Hall put forward that what you dream also depends a lot on the world you live in and your perception of the environment that forms your life. This is different naturally from the perception of your “self”. How you perceive the world is often expressed in the character or setting that you visualize in your dream. Often the mood of the dreamer gets expressed in the way the dreamer visualizes the world around. For example – if you feel lonely and disillusioned, you may find yourself dreaming of a desert; if you find no hope within, it may get expressed in the form of snowy or rocky setting; if you have been feeling turbulent or agitated, your dream may conjure up an image of raging oceans, thunderous climate or even battles or traffic congestions; if you have a feeling of tranquility within, you may perceive a dream in an idyllic natural setting.
(d) Conception of the various Impulses, Prohibitions, and the Penalties
Dreams are often the gratification of your impulses, especially those that are not gratified in your waking life. Wish fulfillment is an important aspect of dream. Hall put forward that it is the way that you perceive the various impulses that you have and the constraints that you face are what get expressed in your dream rather than those impulses or constraints in themselves. Dreams often bring you the message of the constraints that are stopping you from fulfilling your desires. Often such obstacles are seen in symbolic representation – a wall, a locked door etc. If you feel that your wish is something that is not socially acceptable, and yet you fulfill it, there may be a fear of penalty that may get expressed in your dream, may be in the way of an accident or misfortune. In other words it can also be said that dreams can be related to the moral make up of a person and how the person perceives actions, emotions and reactions in light of such morality.
(e) Conception of the various Problems and Conflicts
Dreams often bring to your notice the problems that you may be facing. However, these may come to you as the way you perceive the conflicts and the way you behave when facing the conflicts. It should be kept in mind that such factors may or may not exist in real – your dreams are intimately yours, and as such represent your personal conceptions and not necessarily factual realities. It has also been established that dreams are often prototypic representation of the various concepts that have been embedded in your mind. Example – you see that you are trying to study but the wind is causing the pages of your book to get ruffles – here you see that you are the victim who is being prevented by an external problem from performing what is expected from you.
From the above discussions, certain inferences may be drawn about the Dream theories of Calvin S. Hall, Jr. –
- A dream basically represents the various concepts and notions that are embedded in your mind in a pictorial manner.
- For proper interpretation of dreams it is important to relate to the personal conceptions of the dreamer.
- When we speak of conceptions in a dream, we usually mean one or more of the following types — (1) self-conceptions, (2) conceptions of other people, (3) conceptions of the world, (4) conceptions of impulses, prohibitions, and penalties, and (5) conceptions of conflicts.

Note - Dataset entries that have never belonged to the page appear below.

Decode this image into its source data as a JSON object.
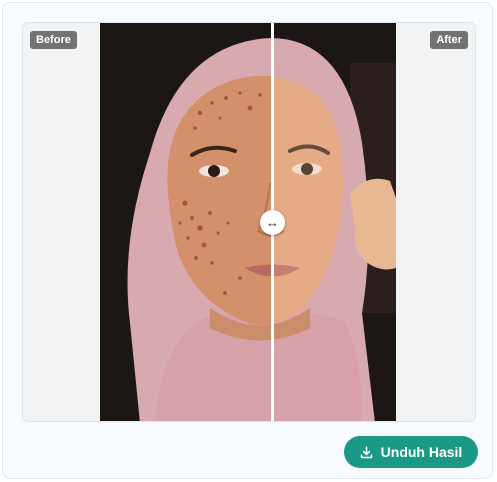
{
  "comparison": {
    "before_label": "Before",
    "after_label": "After",
    "handle_icon": "↔",
    "slider_position": 0.52
  },
  "actions": {
    "download_label": "Unduh Hasil",
    "download_icon": "download-icon"
  },
  "colors": {
    "accent": "#1a9a86",
    "tag_background": "#5a5a5a"
  }
}
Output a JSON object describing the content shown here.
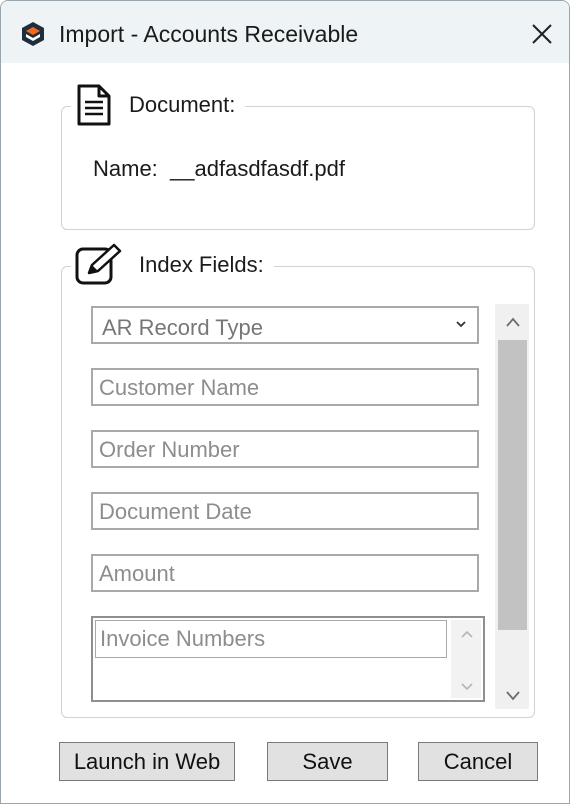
{
  "window": {
    "title": "Import - Accounts Receivable"
  },
  "document_group": {
    "title": "Document:",
    "name_label": "Name:",
    "name_value": "__adfasdfasdf.pdf"
  },
  "index_group": {
    "title": "Index Fields:",
    "record_type": {
      "placeholder": "AR Record Type"
    },
    "fields": {
      "customer_name": "Customer Name",
      "order_number": "Order Number",
      "document_date": "Document Date",
      "amount": "Amount",
      "invoice_numbers": "Invoice Numbers"
    }
  },
  "buttons": {
    "launch_web": "Launch in Web",
    "save": "Save",
    "cancel": "Cancel"
  },
  "icons": {
    "app": "app-logo-icon",
    "close": "close-icon",
    "document": "document-icon",
    "edit": "edit-icon",
    "dropdown": "chevron-down-icon",
    "scroll_up": "chevron-up-icon",
    "scroll_down": "chevron-down-icon"
  },
  "colors": {
    "titlebar": "#eef3f5",
    "logo_accent": "#f26b21",
    "button": "#e1e1e1",
    "scroll_thumb": "#c2c2c2"
  }
}
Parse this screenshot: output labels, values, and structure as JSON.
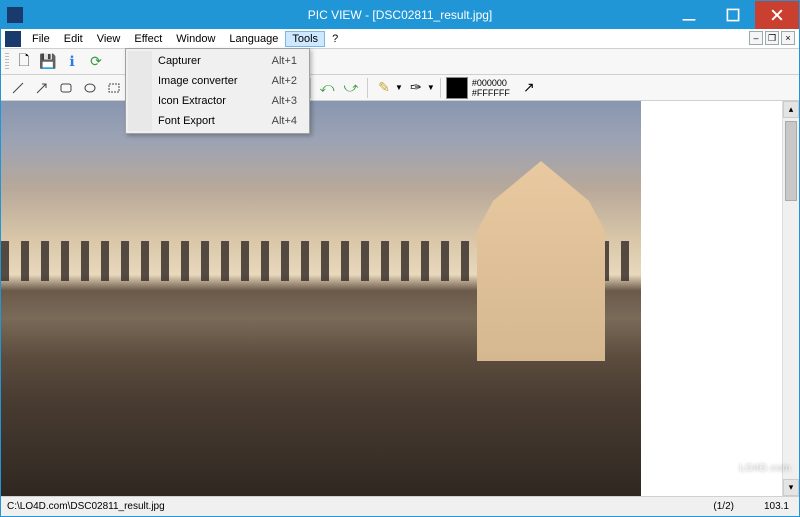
{
  "title": "PIC VIEW  - [DSC02811_result.jpg]",
  "menus": {
    "file": "File",
    "edit": "Edit",
    "view": "View",
    "effect": "Effect",
    "window": "Window",
    "language": "Language",
    "tools": "Tools",
    "help": "?"
  },
  "tools_menu": [
    {
      "label": "Capturer",
      "shortcut": "Alt+1"
    },
    {
      "label": "Image converter",
      "shortcut": "Alt+2"
    },
    {
      "label": "Icon Extractor",
      "shortcut": "Alt+3"
    },
    {
      "label": "Font Export",
      "shortcut": "Alt+4"
    }
  ],
  "colors": {
    "fg": "#000000",
    "bg": "#FFFFFF"
  },
  "status": {
    "path": "C:\\LO4D.com\\DSC02811_result.jpg",
    "page": "(1/2)",
    "zoom": "103.1"
  },
  "watermark": "LO4D.com"
}
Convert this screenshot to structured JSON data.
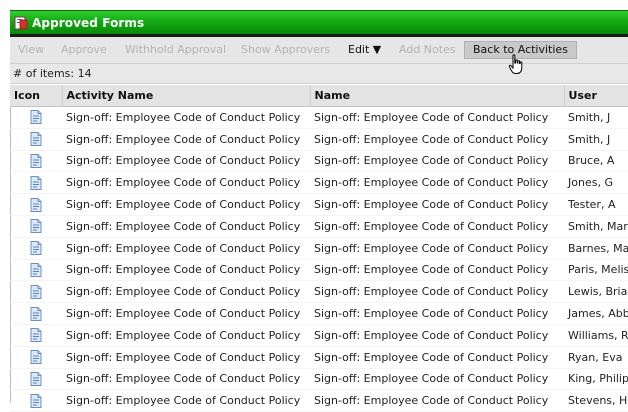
{
  "window": {
    "title": "Approved Forms"
  },
  "toolbar": {
    "view": "View",
    "approve": "Approve",
    "withhold": "Withhold Approval",
    "show_approvers": "Show Approvers",
    "edit": "Edit ▼",
    "add_notes": "Add Notes",
    "back": "Back to Activities"
  },
  "count": {
    "label": "# of items: 14"
  },
  "columns": [
    "Icon",
    "Activity Name",
    "Name",
    "User"
  ],
  "rows": [
    {
      "activity": "Sign-off: Employee Code of Conduct Policy",
      "name": "Sign-off: Employee Code of Conduct Policy",
      "user": "Smith, J"
    },
    {
      "activity": "Sign-off: Employee Code of Conduct Policy",
      "name": "Sign-off: Employee Code of Conduct Policy",
      "user": "Smith, J"
    },
    {
      "activity": "Sign-off: Employee Code of Conduct Policy",
      "name": "Sign-off: Employee Code of Conduct Policy",
      "user": "Bruce, A"
    },
    {
      "activity": "Sign-off: Employee Code of Conduct Policy",
      "name": "Sign-off: Employee Code of Conduct Policy",
      "user": "Jones, G"
    },
    {
      "activity": "Sign-off: Employee Code of Conduct Policy",
      "name": "Sign-off: Employee Code of Conduct Policy",
      "user": "Tester, A"
    },
    {
      "activity": "Sign-off: Employee Code of Conduct Policy",
      "name": "Sign-off: Employee Code of Conduct Policy",
      "user": "Smith, Mar"
    },
    {
      "activity": "Sign-off: Employee Code of Conduct Policy",
      "name": "Sign-off: Employee Code of Conduct Policy",
      "user": "Barnes, Ma"
    },
    {
      "activity": "Sign-off: Employee Code of Conduct Policy",
      "name": "Sign-off: Employee Code of Conduct Policy",
      "user": "Paris, Melis"
    },
    {
      "activity": "Sign-off: Employee Code of Conduct Policy",
      "name": "Sign-off: Employee Code of Conduct Policy",
      "user": "Lewis, Bria"
    },
    {
      "activity": "Sign-off: Employee Code of Conduct Policy",
      "name": "Sign-off: Employee Code of Conduct Policy",
      "user": "James, Abb"
    },
    {
      "activity": "Sign-off: Employee Code of Conduct Policy",
      "name": "Sign-off: Employee Code of Conduct Policy",
      "user": "Williams, R"
    },
    {
      "activity": "Sign-off: Employee Code of Conduct Policy",
      "name": "Sign-off: Employee Code of Conduct Policy",
      "user": "Ryan, Eva"
    },
    {
      "activity": "Sign-off: Employee Code of Conduct Policy",
      "name": "Sign-off: Employee Code of Conduct Policy",
      "user": "King, Philip"
    },
    {
      "activity": "Sign-off: Employee Code of Conduct Policy",
      "name": "Sign-off: Employee Code of Conduct Policy",
      "user": "Stevens, H"
    }
  ],
  "icons": {
    "app": "forms-icon",
    "row": "document-icon",
    "cursor": "hand-pointer-icon"
  },
  "colors": {
    "title_green": "#14a814",
    "toolbar_bg": "#e6e6e6",
    "disabled_text": "#b4b4b4"
  }
}
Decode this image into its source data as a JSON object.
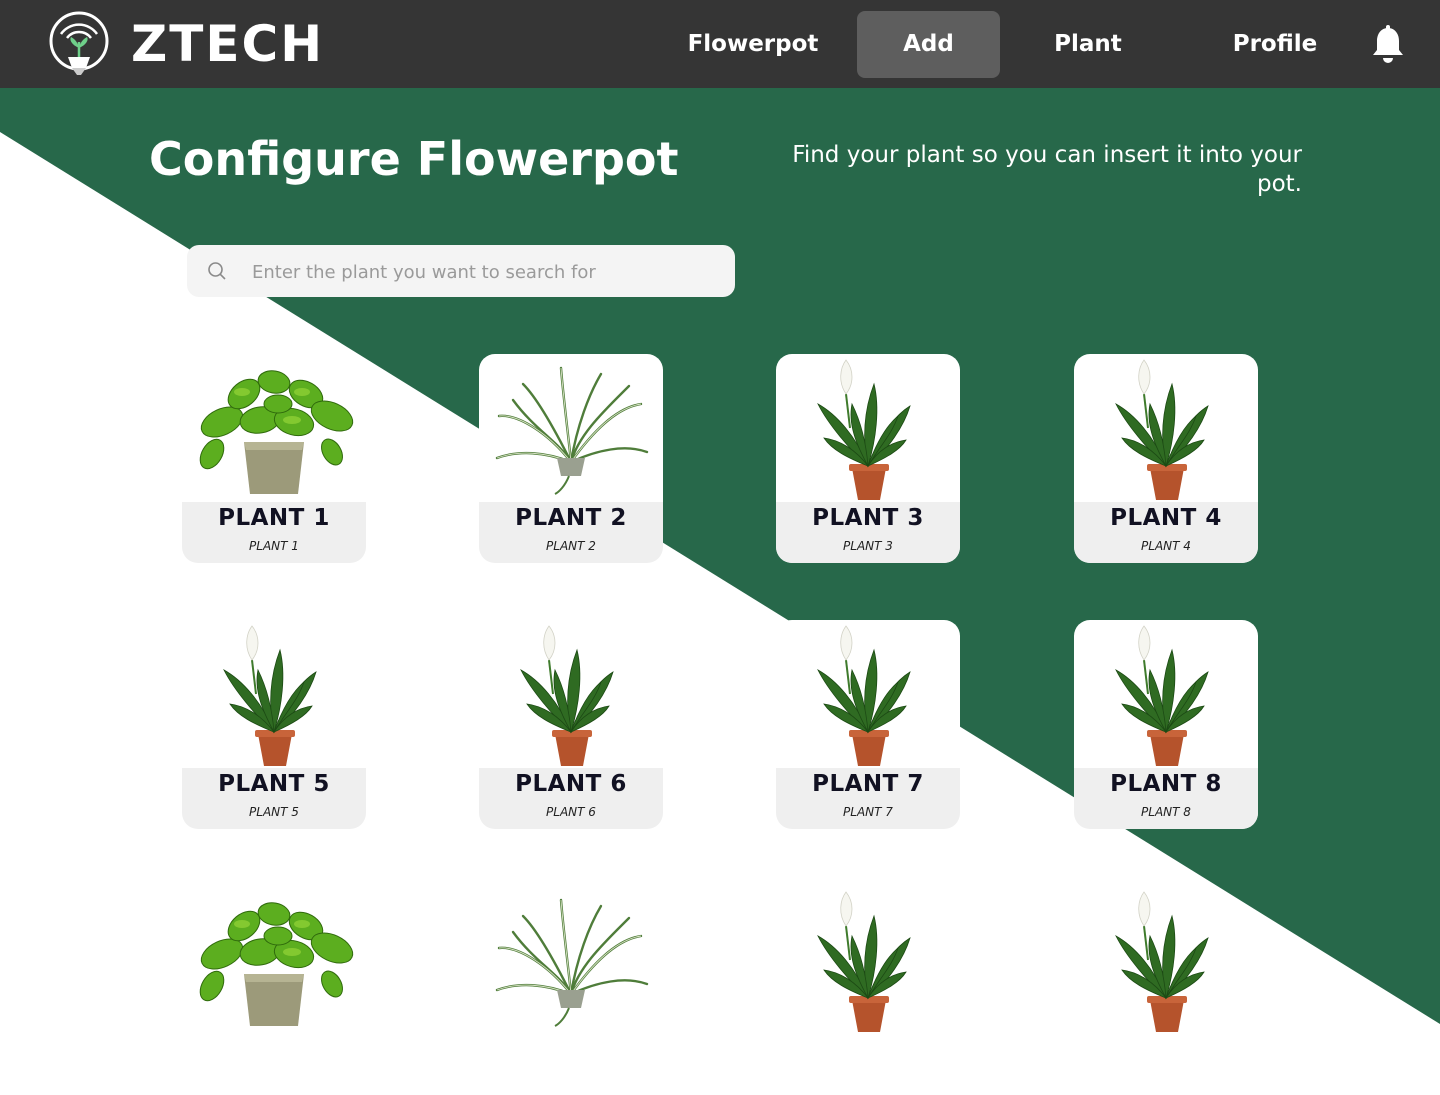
{
  "brand": {
    "name": "ZTECH"
  },
  "nav": {
    "items": [
      {
        "label": "Flowerpot",
        "active": false
      },
      {
        "label": "Add",
        "active": true
      },
      {
        "label": "Plant",
        "active": false
      },
      {
        "label": "Profile",
        "active": false
      }
    ],
    "notification_icon": "bell-icon"
  },
  "page": {
    "title": "Configure Flowerpot",
    "subtitle": "Find your plant so you can insert it into your pot."
  },
  "search": {
    "placeholder": "Enter the plant you want to search for",
    "value": "",
    "icon": "search-icon"
  },
  "plants": [
    {
      "name": "PLANT 1",
      "sub": "PLANT 1",
      "kind": "pothos"
    },
    {
      "name": "PLANT 2",
      "sub": "PLANT 2",
      "kind": "spider"
    },
    {
      "name": "PLANT 3",
      "sub": "PLANT 3",
      "kind": "peace-lily"
    },
    {
      "name": "PLANT 4",
      "sub": "PLANT 4",
      "kind": "peace-lily"
    },
    {
      "name": "PLANT 5",
      "sub": "PLANT 5",
      "kind": "peace-lily"
    },
    {
      "name": "PLANT 6",
      "sub": "PLANT 6",
      "kind": "peace-lily"
    },
    {
      "name": "PLANT 7",
      "sub": "PLANT 7",
      "kind": "peace-lily"
    },
    {
      "name": "PLANT 8",
      "sub": "PLANT 8",
      "kind": "peace-lily"
    },
    {
      "kind": "pothos"
    },
    {
      "kind": "spider"
    },
    {
      "kind": "peace-lily"
    },
    {
      "kind": "peace-lily"
    }
  ],
  "colors": {
    "header": "#353535",
    "green": "#27684a",
    "active_nav": "#5e5e5e",
    "card_label": "#efefef"
  }
}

- Conceptions in dreams depend upon the behavioral antecedents.
- Dreams bring out the concepts of the unconscious mind and also include various prototypes.
|Body Parts in Dreams||Chase Dreams||Cheating Dreams|
|Common Dreams||Daydreams||Death Dreams|
|Epic Dreams||Falling Dreams||Flying Dreams|
|Lucid Dreams||Naked Dreams||Nightmares|
|Prophetic Dreams||Recurring Dreams||Snake Dreams|
|Teeth Dreams||Test Dreams|
|Dream Theories of C.G. Jung||Dream Theories of Calvin S. Hall, Jr.||Dream Theories of Frederick Perls|
|Dream Theory of Alfred Adler||Sigmund Freud’s Dream Theory|